L-type CaV1.2 voltage-gated calcium channels are essential for mediating muscle contraction, hormone release from endocrine cells, and activity-dependent gene expression in neurons. Activity-dependent gene expression is an important mechanism for coupling repeated synaptic input to lasting changes in the neurons. This neuronal-specific function of CaV1.2 channels might arise from brain-specific alternative splicing. The N- terminus of CaV1.2 is encoded by alternative first exons;exon 1a (e1a) is the cardiac isoform and exon1b (e1b) has a broad expression pattern and is the only isoform identified to date in neuronal tissue. Preliminary data suggest that in the presence of the splicin factor Nova-2, e1a is repressed in brain and therefore promotes e1b expression. I hypothesize that e1b is essential for facilitating intracellular calcium signaling through the MAPK pathway to induce activity-dependent gene expression. Preliminary RT-PCR experiments demonstrate aberrant inclusion of e1a-CaV1.2 in Nova-2 -/- brain tissue but not in wild-type (WT). I hypothesize that Nova-2 represses the cardiac isoform (e1a-CaV1.2) in brain.
Aim 1 will characterize e1a and e1b expression in specific WT and Nova-2 -/- tissues in the nervous system (cerebellum, cortex, and hippocampus) and cardiac tissue through RT-PCR. Ribonuclease protection assays will be used to quantify expression levels. I hypothesize that the switch in splicing in Nova-2 -/- neurons will lead to a decrease in e1b containing transcripts and an increase in e1a transcripts. Nova-2 cDNA will be transfected into Nova-2 -/- neurons to examine if Nova-2 represses e1a expression. These experiments will determine if Nova-2 is both necessary and sufficient to repress e1a in brain.
Aim 2 will address how e1a and e1b differentially affect the neuronal function of CaV1.2, to induce activity dependent gene expression. First, I will analyze the electrophysiological properties (such as current densities and activation/inactivation kinetics) of the e1a/e1b CaV1.2 isoforms transfected into tsA201 cells. I do not expect there to be a difference in channel properties, because I suspect the difference between the isoforms instead lies in the induction of the calcium signaling pathway necessary for activity-dependent gene expression. To address this, I will use a KCl depolarization assay to examine isoform efficiency at coupling membrane depolarization to CREB phosphorylation, a hallmark of activation of the MAPK pathway by L-type channels. I will use siRNA and injection of isoform specific cDNA to manipulate levels of e1a and e1b isoforms in WT neurons to specifically link differences observed in CREB phosphorylation to differences in e1a/e1b expression and not another alternatively spliced exon in CaV1.2 or other transcripts regulated by Nova-2. I hypothesize that the e1b isoform will more efficiently induce CREB phosphorylation. These experiments will advance our understanding of how neuronal specific isoforms of CaV1.2 contribute to essential neuronal functions.

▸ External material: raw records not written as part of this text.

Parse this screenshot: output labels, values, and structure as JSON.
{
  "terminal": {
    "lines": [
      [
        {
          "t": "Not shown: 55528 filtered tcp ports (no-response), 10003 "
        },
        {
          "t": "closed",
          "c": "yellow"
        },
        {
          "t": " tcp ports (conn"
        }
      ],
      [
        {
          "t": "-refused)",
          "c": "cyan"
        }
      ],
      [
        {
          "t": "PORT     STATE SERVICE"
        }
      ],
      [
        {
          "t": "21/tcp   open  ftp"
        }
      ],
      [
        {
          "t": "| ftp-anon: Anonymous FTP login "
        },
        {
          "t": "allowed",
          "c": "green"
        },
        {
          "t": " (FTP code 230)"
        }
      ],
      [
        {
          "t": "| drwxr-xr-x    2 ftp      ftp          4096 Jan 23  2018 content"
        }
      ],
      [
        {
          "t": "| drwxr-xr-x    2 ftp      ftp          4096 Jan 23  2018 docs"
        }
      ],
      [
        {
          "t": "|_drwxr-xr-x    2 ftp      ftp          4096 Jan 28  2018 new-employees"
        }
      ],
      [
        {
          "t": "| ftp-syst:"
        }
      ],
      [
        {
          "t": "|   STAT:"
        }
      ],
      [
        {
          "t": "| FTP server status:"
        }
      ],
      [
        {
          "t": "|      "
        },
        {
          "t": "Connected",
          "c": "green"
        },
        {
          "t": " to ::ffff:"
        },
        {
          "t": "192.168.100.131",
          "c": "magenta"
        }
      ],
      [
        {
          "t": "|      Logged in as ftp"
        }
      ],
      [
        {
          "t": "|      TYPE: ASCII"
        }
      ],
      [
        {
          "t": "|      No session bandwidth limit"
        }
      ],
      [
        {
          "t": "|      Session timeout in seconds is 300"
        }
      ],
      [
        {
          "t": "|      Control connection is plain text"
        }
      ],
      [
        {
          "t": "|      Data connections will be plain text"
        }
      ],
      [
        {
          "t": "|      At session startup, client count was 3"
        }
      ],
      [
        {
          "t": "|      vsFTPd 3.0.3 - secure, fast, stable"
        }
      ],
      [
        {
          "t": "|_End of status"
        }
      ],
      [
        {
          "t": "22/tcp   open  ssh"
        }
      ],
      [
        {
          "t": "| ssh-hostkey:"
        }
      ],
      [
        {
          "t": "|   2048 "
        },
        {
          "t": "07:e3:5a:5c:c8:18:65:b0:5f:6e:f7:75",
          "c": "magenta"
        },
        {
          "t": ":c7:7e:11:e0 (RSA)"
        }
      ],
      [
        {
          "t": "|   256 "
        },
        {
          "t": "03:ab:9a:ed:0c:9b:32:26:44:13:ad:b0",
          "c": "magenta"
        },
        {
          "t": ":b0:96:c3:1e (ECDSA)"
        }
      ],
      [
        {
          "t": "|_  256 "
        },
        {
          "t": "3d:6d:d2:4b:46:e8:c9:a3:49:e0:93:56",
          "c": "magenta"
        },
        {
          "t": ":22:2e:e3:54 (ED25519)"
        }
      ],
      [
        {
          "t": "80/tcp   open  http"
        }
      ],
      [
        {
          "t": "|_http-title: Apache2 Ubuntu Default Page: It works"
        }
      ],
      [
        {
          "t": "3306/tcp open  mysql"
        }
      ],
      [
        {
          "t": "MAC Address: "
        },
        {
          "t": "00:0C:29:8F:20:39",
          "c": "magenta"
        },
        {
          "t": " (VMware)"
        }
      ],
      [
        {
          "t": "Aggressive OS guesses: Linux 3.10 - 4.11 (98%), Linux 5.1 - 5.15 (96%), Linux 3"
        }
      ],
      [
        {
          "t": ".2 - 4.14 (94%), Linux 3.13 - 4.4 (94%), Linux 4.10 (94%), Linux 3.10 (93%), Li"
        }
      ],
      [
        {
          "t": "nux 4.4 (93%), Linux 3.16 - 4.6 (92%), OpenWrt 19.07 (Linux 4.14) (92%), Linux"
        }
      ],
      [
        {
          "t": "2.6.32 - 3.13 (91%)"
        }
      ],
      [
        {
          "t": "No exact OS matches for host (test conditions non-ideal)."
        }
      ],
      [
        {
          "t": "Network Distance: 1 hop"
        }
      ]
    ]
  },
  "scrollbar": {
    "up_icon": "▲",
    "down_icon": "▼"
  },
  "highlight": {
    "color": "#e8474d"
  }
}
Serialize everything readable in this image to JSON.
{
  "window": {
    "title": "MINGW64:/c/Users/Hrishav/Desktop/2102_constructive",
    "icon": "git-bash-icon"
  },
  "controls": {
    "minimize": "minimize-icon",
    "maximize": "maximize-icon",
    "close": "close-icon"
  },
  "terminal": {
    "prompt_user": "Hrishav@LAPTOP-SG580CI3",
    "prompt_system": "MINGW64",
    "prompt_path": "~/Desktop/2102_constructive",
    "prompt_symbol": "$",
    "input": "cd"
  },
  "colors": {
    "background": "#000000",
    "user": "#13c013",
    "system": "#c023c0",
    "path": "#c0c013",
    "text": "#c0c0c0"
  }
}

This proposed work is relevant to public health because studying the functional implications of alternative splicing of the neuronal L-type calcium channels will enhance our understanding of basic cellular mechanisms. These mechanisms are important not only for cognitive processes, such as learning and memory, but the L- type calcium channels are linked to several prevalent neurological diseases and disorders, such as Autism spectrum disorders, bipolar disorder, depression, and schizophrenia. Understanding how the different isoforms of the L-type calcium channels in the brain affect cellular processes will advance our understanding of the role these channels play in disease.